“The contract says have to be there at 5:30 in the morning,” Crowley said, calling that a “tremendously long day.”
“They have been good neighbors to the neighborhood. So, it’s really worked out,” Crowley said.
“Given the location and neighborhood is not the kind of place people are going to hang out unless something special is going on,” Waters said. “They are not expressing desire to have a late night hang out.”
Other proposed changes to the lease involve “little things,” like the mobile beverage cart, which is used to serve beer on the course, Waters said.
“Technically, according to the lease, that’s not supposed to exist either,” he said. “But, we’ve had it for a number of years, we don’t see any reason why – I mean, we would be the only golf course in America that doesn’t have one.”

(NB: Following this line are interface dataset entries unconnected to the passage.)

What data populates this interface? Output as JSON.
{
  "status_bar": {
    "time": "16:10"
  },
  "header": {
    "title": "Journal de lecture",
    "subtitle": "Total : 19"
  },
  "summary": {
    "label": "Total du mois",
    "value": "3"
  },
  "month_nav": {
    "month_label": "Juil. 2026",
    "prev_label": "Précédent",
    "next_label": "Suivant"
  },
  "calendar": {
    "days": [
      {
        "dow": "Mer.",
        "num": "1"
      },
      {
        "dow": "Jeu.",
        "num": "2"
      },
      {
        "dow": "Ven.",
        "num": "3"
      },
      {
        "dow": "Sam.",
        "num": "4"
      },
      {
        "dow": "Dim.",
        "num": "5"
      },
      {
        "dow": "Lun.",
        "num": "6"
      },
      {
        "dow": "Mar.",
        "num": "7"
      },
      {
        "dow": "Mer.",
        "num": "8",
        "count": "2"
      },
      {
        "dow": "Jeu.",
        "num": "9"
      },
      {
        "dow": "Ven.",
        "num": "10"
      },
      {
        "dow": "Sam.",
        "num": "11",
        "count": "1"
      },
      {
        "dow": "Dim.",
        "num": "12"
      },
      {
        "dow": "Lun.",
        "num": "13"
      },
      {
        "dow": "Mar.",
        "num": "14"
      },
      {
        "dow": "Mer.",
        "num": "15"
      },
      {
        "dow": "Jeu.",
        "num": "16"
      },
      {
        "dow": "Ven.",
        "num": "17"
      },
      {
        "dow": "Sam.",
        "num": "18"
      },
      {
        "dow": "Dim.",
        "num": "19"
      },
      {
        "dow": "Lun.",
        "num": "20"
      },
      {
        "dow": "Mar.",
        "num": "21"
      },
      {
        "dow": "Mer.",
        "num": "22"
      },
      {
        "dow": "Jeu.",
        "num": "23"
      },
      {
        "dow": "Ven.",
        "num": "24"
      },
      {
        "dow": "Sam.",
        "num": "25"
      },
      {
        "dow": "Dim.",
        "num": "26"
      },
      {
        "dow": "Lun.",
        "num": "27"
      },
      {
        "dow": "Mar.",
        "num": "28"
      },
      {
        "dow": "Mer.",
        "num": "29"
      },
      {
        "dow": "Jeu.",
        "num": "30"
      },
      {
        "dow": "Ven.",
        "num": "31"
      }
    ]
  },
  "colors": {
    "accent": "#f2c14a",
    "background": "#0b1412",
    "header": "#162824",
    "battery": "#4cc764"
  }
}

There also might be a provision in the renegotiated lease to allow an outdoor tent for functions, but in accordance with the noise ordinance, Waters said.
“So, it’s really just a sit-down bar, beverage cart, outdoor tent and hours of operation,” he said.
RFP bidders are putting in two proposals, one with a bar and one without a bar, he said.
Changes to the lease would require a public hearing, Land Use and Building Management Committee Chairman Thomas Livingston (D-District E) said.
The goal is to have the restaurant building reconfigured by April 1, Waters said, explain that the plan is to take 620 square feet of the existing grill room and convert the bar there into a pro shop; the retractable wall that is there now would be made into a permanent wall, with glass on the upper part and a chair rail-height wood, so that the golfers in the pro shop see the restaurant business.
Swing doors would invite golfers into the restaurant during the day, a cross pollination, he said.
The Zoning Commission’s Plan Review Committee last week indicated no objection to the plan.
The Authority has been asking Corporation Counsel to change the lease since February, Waters said. Although Authority members have sought to simplify the existing lease from 64 pages to 12, they’re now asking that the city expedite the approval of a bar so that the work can be done, and address other lease issues later, Crowley said Thursday.
The Authority owes the city $2 million, a payment of about $131,000 a year, Crowley said. The rent reduction to Haouari and LaForte has added up to about $100,000 that did not come in.
“It’s no secret. That building was built for $2.5 million, we had it appraised, and its appraised for about $1 million,” Crowley said.
Golf course revenues are up from last year, Crowley and Waters said.
Finance Director Bob Barron said at Thursday’s Finance Committee meeting that OHPA did not make its full $131,000 payment in September.
“They gave us $52,000 and then they owe us $79,000,” he said, attributing the deficiency to revenue lost while the park was being renovated.
OHPA members plan to pay the rest by June, at the latest, and promise to give an update in January when they have better idea of how they are weathering the winter, Barron told Council members.
From June to October, the golf course brought in $854,000 and expenses were $631,000, he said, and “Clearly, the course is bringing in more revenue than they are spending, for this period report, they are actually performing better than in the prior year.”
As for Haouari and LaForte, “It is supposed to be a family restaurant,” Crowley said. “They signed a lease to be a family restaurant and to serve the golfers, it’s right in the lease. A couple of years ago, they said, ‘We don’t want to do that, we want to do catering. We will be around to service lunch and dinner but if we have a party, they’re the first priority. It’s not working. That wasn’t a good business plan.”
With new operators, “the first thing is to you know take a hit, maybe the first year or two, get the service working and get people to now it’s there,” Waters said. “Get a good established business in there and then hopefully, if they’re good enough, they make enough money, we make enough money.”